Nothing like family for holidays, laughter

Published 12:31 am Saturday, November 26, 2016

The telephone woke me up Wednesday morning, but it was minutes later when I hung up that a noise in another part of the house made my eyes open wide. Laughter bubbled from the living room. I tiptoed to the door and watched my two little great-granddaughters giggling and bouncing up and down on the air mattress where they had slept. Children’s voices and laughter—oh, how sweet! It had been some time since there were any children in my house. They live out of state and I rarely get to see them.

As soon as my visiting granddaughter got word from her cousin, the girls’ dad, that they would arrive Tuesday afternoon, my son, my daughter, and my son-in-law, and I, got excited. We speculated about what time they would arrive. We wondered how much the girls had grown since we saw them last. We wondered how school was going for them. Now and then, someone looked out the big picture window, trying not to let the others know he or she was looking for a vehicle with an out of state tag pull in the driveway.

I had settled into my recliner for a short nap when a tap sounded at the door. I think we all tried to reach it at once. There they were—my muscular, red-bearded grandson and his beautiful smiling seven-year-old Erica and equally as pretty 11-year-old Anna with dark brown eyes. Hugs were exchanged over and over again.

Anna brought out a book and a giant sized box of crayons. The book contained their drawings and colored pictures. Soon Erica chose a crayon and went to work.
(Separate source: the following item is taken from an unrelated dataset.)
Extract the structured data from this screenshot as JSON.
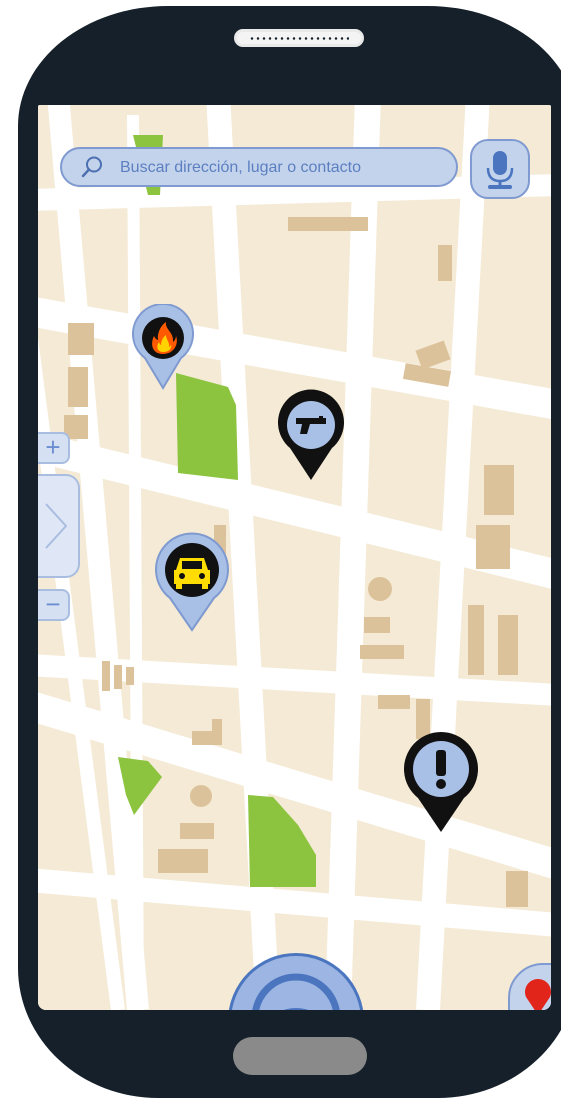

Later, as their granddaddy flashed pictures of movies and television shows on the TV screen, they identified ones they had seen and finally agreed on a choice to watch. After that, sunshine lured them to the back yard for a jump roping session. They lasted much longer than I ever did when I jumped rope. Maybe it was because they take dancing lessons, which I never did.

They were practicing tumbling when Erica somehow slipped and bumped her head on the concrete sidewalk. It raised a knot on her head. After she held an ice pack on it for a few minutes, her tears disappeared. Showers of hugs and soothing words from the sympathetic kin probably helped a little, too.
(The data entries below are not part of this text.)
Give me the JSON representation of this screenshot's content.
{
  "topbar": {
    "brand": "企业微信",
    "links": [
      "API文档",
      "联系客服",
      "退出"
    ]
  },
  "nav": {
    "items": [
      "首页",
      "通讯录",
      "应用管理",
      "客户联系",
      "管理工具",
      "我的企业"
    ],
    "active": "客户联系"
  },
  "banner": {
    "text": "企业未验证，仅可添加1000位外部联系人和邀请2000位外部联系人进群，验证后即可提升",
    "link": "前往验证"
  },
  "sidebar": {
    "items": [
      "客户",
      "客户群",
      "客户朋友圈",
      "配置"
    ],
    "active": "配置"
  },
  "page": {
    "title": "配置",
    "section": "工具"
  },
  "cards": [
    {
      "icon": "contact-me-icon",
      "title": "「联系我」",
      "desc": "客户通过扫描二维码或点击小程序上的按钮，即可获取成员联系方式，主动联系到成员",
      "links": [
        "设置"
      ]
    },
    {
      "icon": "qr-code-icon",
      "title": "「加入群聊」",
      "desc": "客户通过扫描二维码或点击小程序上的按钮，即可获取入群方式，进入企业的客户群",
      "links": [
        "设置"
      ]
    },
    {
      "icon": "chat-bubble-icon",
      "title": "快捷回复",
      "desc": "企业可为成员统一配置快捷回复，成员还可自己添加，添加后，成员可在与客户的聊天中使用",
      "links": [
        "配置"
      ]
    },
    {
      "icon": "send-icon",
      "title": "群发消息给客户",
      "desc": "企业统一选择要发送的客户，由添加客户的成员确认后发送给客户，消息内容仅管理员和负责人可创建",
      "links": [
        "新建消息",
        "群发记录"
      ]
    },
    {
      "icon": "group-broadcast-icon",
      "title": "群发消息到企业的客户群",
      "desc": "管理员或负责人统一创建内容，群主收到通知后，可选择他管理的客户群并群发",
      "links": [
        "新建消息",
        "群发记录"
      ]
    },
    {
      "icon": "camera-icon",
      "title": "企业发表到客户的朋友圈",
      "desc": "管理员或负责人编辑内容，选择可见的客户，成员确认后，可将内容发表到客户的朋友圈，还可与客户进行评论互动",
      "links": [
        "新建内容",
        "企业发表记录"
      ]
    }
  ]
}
Sometime that evening I listened to my grandson and granddaughter tell stories about some of their antics when they were youngsters. We almost folded up laughing as they related those experiences. Even the girls chimed in with their stories. Again, laughter filled the room.

Before the girls and their dad drove away, everyone gathered in the front yard to make pictures, despite all the picture taking that had already occurred inside. Next, there were hugs again, all around. There is nothing like a family holiday gathering to spark memories and inspire lots of laughter. For this, I am both blessed and thankful.


Nina Keenam is retired from the newspaper business. Her column appears on Saturdays.